This subject develops pupil’s sense of enquiry, interest and curiosity about the past, appealing to the ‘detective’ within. History at Prior is certainly not stuck in the past; it serves to engage, enthuse and enlighten children, whilst encouraging them to question what has happened and to help shape what will. Our aim is to foster a fascination about the past that will never leave them.
Historical skills recommendations are nurtured and encouraged. By interpreting, understanding cause and consequence, detecting bias and assessing validity and significance of sources, the pupils will be able to apply their knowledge to discussion or written work with equal confidence. Digital technology plays an increasingly important role in classroom teaching, with pupils at all stages of their education benefiting from relevant and appropriately pitched resources.
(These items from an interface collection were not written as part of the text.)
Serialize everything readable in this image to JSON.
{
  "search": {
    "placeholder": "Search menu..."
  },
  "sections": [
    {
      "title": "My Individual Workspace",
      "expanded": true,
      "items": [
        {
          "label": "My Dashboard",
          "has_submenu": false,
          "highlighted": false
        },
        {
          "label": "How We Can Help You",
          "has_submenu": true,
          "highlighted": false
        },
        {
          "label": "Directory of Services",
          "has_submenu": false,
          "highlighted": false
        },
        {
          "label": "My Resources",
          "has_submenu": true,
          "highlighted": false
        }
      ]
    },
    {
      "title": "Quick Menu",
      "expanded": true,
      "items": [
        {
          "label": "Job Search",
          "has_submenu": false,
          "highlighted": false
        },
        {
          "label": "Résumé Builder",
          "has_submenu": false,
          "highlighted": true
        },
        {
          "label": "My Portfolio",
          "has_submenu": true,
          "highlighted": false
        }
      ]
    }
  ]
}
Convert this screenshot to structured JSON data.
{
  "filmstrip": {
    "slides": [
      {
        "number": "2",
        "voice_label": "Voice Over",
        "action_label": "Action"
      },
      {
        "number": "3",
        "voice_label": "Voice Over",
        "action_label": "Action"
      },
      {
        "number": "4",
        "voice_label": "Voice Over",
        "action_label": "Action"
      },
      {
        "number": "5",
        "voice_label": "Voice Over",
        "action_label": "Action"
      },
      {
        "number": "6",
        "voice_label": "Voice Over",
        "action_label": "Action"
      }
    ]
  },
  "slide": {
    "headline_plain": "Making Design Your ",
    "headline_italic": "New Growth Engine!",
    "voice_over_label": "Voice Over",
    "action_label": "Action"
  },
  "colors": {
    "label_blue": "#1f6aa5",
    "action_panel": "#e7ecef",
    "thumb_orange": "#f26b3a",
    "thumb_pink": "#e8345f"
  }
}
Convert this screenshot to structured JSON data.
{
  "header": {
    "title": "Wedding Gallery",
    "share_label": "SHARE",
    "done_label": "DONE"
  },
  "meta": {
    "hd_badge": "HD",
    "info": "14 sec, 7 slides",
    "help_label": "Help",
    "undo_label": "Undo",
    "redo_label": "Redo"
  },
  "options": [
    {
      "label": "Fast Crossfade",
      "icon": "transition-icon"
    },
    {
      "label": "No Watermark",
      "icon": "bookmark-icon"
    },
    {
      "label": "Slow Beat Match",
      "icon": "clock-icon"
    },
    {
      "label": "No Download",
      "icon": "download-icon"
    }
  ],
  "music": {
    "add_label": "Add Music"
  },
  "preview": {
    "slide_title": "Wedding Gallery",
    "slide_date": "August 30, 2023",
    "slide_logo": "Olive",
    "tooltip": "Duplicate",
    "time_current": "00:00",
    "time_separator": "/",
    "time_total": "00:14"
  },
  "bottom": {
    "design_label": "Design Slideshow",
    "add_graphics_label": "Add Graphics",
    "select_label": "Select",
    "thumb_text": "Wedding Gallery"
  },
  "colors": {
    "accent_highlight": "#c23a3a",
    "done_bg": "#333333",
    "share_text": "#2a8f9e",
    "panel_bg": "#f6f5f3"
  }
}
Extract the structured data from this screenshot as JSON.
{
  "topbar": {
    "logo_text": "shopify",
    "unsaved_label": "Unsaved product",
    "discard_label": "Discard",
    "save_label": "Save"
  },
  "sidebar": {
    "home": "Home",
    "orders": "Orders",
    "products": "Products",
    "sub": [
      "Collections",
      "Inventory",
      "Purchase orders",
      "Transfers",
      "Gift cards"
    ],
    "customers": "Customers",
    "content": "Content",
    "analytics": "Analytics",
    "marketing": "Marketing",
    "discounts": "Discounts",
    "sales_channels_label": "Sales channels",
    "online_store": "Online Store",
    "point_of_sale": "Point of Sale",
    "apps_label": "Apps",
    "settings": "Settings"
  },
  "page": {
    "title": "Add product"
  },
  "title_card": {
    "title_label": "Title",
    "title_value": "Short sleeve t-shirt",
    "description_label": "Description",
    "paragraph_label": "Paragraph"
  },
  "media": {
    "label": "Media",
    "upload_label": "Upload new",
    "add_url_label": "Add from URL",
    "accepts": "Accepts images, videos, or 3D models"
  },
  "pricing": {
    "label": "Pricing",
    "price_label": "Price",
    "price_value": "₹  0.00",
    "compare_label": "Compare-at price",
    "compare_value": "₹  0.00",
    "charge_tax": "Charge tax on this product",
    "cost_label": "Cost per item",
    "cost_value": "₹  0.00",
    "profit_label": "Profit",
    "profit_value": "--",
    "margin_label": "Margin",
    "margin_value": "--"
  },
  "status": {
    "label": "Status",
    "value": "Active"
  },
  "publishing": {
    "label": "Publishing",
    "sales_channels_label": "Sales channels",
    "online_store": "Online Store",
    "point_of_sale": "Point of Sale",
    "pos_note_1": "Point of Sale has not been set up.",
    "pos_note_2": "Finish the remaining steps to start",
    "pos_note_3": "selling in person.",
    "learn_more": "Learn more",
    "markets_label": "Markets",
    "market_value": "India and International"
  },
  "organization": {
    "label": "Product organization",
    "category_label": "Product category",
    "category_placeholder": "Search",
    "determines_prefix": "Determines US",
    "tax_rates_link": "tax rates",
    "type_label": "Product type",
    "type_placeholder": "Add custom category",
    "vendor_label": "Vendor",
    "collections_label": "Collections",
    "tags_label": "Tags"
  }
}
The Pre-Prep benefits from the excellent array of items it has on loan from Wiltshire and Swindon Leisure Resources, enabling the children to experience ‘hands on’ what life was like in Victorian times, or as an evacuee in World War Two. In addition, trips to STEAM and the Gloucester Museum, when the children dress up as Victorian children and find out how schooldays used to be add personal experience to their learning.
Young children love stories about invasions and invaders. Teachers in the Prep enthusiastically and expertly develop a fledgling understanding of chronology and culture in pupils. This is achieved through use of thorough cross-curricular study of the Romans, Anglo Saxons and Vikings, who not only invaded but lived and left lasting legacies on our islands. It is also incredibly important for children to learn about ancient civilisations. The customs and beliefs of the Aztecs and amazing architectural and intellectual aspects of Ancient Egyptian culture stimulates the children into wanting to know more. The trip to the Ashmolean Museum in Oxford provides an excellent cross-curricular link with the Art Department. The pupils return eager to complete work based on the artefacts they've seen and workshops they've attended.
The Common Entrance Syllabus is a delight for the budding historian. The often gruesome and gory topics ignite pupils’ imagination and they feast on them with an impressive appetite for more. Why were peasants revolting? Especially in the 14th century? Where did the Black Death originate and why would anyone think a dried toad would be a successful cure? Add the vicious murder of Archbishop Becket as he clung to the altar, the unlucky or fiendish Gunpowder Plot gang, depending on your perspective, and the persecutions, executions and civil war, is it any wonder that children are swept along on this particularly fuel-charged period in English History.
My favourite lesson was history because I liked the Fire of London. You made the lessons exciting.Year 2 Pupil